Task description. Make an exact copy of all the data, pictures excluded.

[Entries from a dataset of interfaces]

^^^^

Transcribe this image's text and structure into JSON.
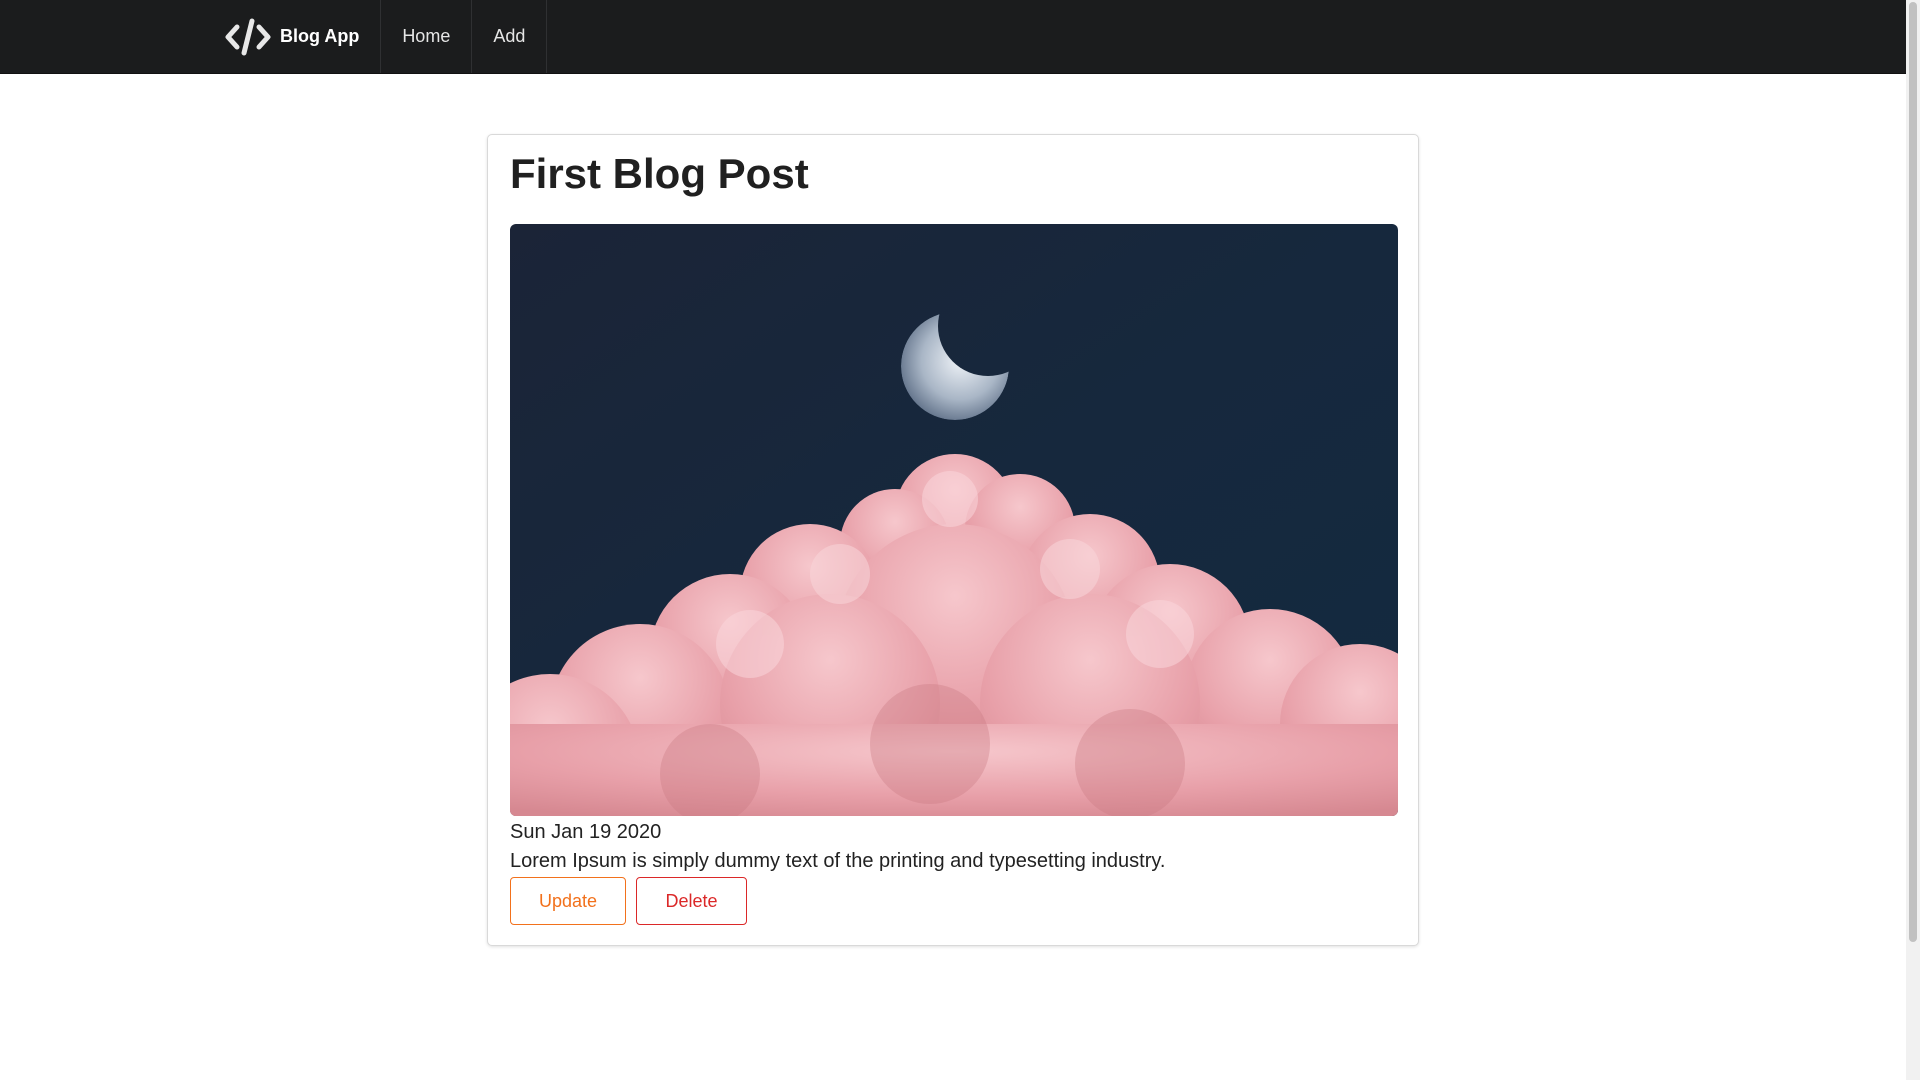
{
  "navbar": {
    "brand_label": "Blog App",
    "brand_icon": "code-icon",
    "links": [
      {
        "label": "Home"
      },
      {
        "label": "Add"
      }
    ],
    "background": "#1b1c1d"
  },
  "post": {
    "title": "First Blog Post",
    "image_alt": "Crescent moon above pink clouds",
    "date": "Sun Jan 19 2020",
    "body": "Lorem Ipsum is simply dummy text of the printing and typesetting industry.",
    "actions": {
      "update_label": "Update",
      "delete_label": "Delete"
    }
  },
  "colors": {
    "update": "#f2711c",
    "delete": "#db2828",
    "sky": "#17263a",
    "cloud": "#e9a3ab"
  }
}
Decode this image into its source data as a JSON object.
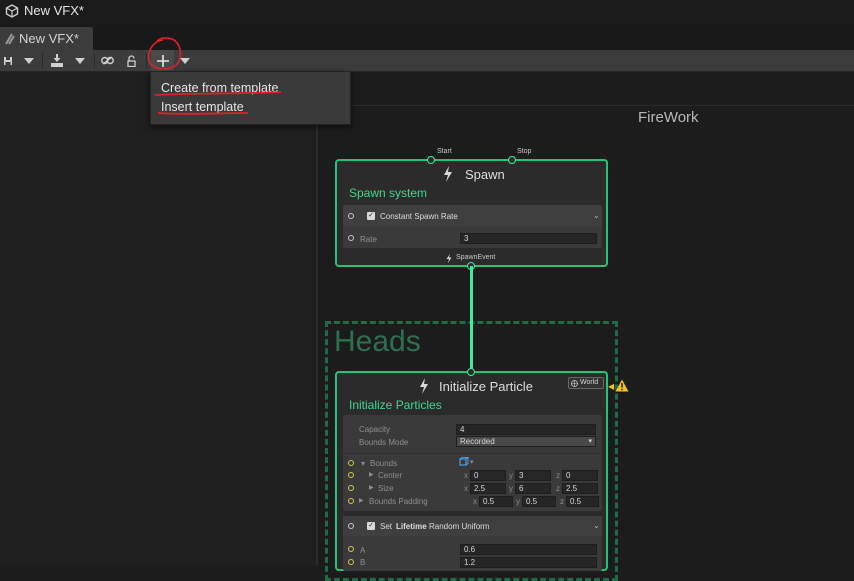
{
  "window": {
    "title": "New VFX*"
  },
  "tab": {
    "label": "New VFX*"
  },
  "toolbar": {
    "save_icon": "save-icon",
    "export_icon": "download-icon",
    "link_icon": "link-icon",
    "lock_icon": "lock-icon",
    "add_icon": "plus-icon"
  },
  "menu": {
    "items": [
      {
        "label": "Create from template"
      },
      {
        "label": "Insert template"
      }
    ]
  },
  "graph": {
    "system_name": "FireWork",
    "spawn": {
      "title": "Spawn",
      "subtitle": "Spawn system",
      "port_start": "Start",
      "port_stop": "Stop",
      "block": {
        "label": "Constant Spawn Rate",
        "param": "Rate",
        "value": "3"
      },
      "event": "SpawnEvent"
    },
    "heads": {
      "title": "Heads"
    },
    "init": {
      "title": "Initialize Particle",
      "badge": "World",
      "subtitle": "Initialize Particles",
      "capacity_label": "Capacity",
      "capacity_value": "4",
      "bounds_mode_label": "Bounds Mode",
      "bounds_mode_value": "Recorded",
      "bounds_label": "Bounds",
      "center_label": "Center",
      "center": {
        "x": "0",
        "y": "3",
        "z": "0"
      },
      "size_label": "Size",
      "size": {
        "x": "2.5",
        "y": "6",
        "z": "2.5"
      },
      "padding_label": "Bounds Padding",
      "padding": {
        "x": "0.5",
        "y": "0.5",
        "z": "0.5"
      },
      "set_block": {
        "set": "Set",
        "attr": "Lifetime",
        "mode": "Random Uniform",
        "a_label": "A",
        "a_value": "0.6",
        "b_label": "B",
        "b_value": "1.2"
      }
    }
  },
  "colors": {
    "accent": "#23c37a",
    "edge": "#3ee9a0",
    "annotation": "#e0202a",
    "warning": "#f0c020"
  }
}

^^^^

Completed task.
Transcribe this image's text and structure into JSON.
{
  "navbar": {
    "brand_label": "Blog App",
    "brand_icon": "code-icon",
    "links": [
      {
        "label": "Home"
      },
      {
        "label": "Add"
      }
    ],
    "background": "#1b1c1d"
  },
  "post": {
    "title": "First Blog Post",
    "image_alt": "Crescent moon above pink clouds",
    "date": "Sun Jan 19 2020",
    "body": "Lorem Ipsum is simply dummy text of the printing and typesetting industry.",
    "actions": {
      "update_label": "Update",
      "delete_label": "Delete"
    }
  },
  "colors": {
    "update": "#f2711c",
    "delete": "#db2828",
    "sky": "#17263a",
    "cloud": "#e9a3ab"
  }
}
Decode this image into its source data as a JSON object.
{
  "window": {
    "title": "New VFX*"
  },
  "tab": {
    "label": "New VFX*"
  },
  "toolbar": {
    "save_icon": "save-icon",
    "export_icon": "download-icon",
    "link_icon": "link-icon",
    "lock_icon": "lock-icon",
    "add_icon": "plus-icon"
  },
  "menu": {
    "items": [
      {
        "label": "Create from template"
      },
      {
        "label": "Insert template"
      }
    ]
  },
  "graph": {
    "system_name": "FireWork",
    "spawn": {
      "title": "Spawn",
      "subtitle": "Spawn system",
      "port_start": "Start",
      "port_stop": "Stop",
      "block": {
        "label": "Constant Spawn Rate",
        "param": "Rate",
        "value": "3"
      },
      "event": "SpawnEvent"
    },
    "heads": {
      "title": "Heads"
    },
    "init": {
      "title": "Initialize Particle",
      "badge": "World",
      "subtitle": "Initialize Particles",
      "capacity_label": "Capacity",
      "capacity_value": "4",
      "bounds_mode_label": "Bounds Mode",
      "bounds_mode_value": "Recorded",
      "bounds_label": "Bounds",
      "center_label": "Center",
      "center": {
        "x": "0",
        "y": "3",
        "z": "0"
      },
      "size_label": "Size",
      "size": {
        "x": "2.5",
        "y": "6",
        "z": "2.5"
      },
      "padding_label": "Bounds Padding",
      "padding": {
        "x": "0.5",
        "y": "0.5",
        "z": "0.5"
      },
      "set_block": {
        "set": "Set",
        "attr": "Lifetime",
        "mode": "Random Uniform",
        "a_label": "A",
        "a_value": "0.6",
        "b_label": "B",
        "b_value": "1.2"
      }
    }
  },
  "colors": {
    "accent": "#23c37a",
    "edge": "#3ee9a0",
    "annotation": "#e0202a",
    "warning": "#f0c020"
  }
}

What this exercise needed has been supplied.